[What needs to be done]:
Lift out all lines below that contain "icon".

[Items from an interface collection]
%%
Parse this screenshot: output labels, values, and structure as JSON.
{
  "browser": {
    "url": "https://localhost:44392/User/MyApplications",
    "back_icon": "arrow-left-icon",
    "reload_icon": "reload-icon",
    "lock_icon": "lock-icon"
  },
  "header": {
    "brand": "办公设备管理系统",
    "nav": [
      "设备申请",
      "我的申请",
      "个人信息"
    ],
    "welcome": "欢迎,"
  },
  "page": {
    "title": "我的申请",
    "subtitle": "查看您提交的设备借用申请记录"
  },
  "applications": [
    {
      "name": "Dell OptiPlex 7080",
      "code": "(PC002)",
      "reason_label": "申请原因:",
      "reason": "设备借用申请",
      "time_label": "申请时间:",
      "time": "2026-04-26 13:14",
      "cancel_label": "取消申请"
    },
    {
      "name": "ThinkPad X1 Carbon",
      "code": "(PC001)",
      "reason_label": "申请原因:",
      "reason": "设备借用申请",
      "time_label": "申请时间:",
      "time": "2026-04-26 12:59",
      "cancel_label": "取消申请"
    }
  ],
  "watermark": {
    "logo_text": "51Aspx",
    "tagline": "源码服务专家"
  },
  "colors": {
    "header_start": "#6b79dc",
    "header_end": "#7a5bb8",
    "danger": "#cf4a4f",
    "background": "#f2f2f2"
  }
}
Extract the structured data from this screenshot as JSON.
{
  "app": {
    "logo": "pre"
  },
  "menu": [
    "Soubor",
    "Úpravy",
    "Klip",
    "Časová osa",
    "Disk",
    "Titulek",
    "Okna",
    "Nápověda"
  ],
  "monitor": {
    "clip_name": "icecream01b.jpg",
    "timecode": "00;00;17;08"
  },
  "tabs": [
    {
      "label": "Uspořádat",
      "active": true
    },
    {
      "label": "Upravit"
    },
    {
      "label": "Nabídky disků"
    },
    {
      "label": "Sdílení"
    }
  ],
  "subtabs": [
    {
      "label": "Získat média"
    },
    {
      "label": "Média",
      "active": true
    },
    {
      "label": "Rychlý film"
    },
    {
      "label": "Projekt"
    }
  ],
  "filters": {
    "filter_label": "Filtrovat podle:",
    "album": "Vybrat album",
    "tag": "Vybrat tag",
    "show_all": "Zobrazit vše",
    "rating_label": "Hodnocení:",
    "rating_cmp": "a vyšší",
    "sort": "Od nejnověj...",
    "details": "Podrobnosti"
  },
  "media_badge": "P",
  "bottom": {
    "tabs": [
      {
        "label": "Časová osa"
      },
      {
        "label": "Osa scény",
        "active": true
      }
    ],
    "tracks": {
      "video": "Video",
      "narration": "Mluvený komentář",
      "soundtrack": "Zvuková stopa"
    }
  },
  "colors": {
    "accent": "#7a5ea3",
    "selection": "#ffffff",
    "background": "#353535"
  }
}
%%
[Task response]:
    "back_icon": "arrow-left-icon",
    "reload_icon": "reload-icon",
    "lock_icon": "lock-icon"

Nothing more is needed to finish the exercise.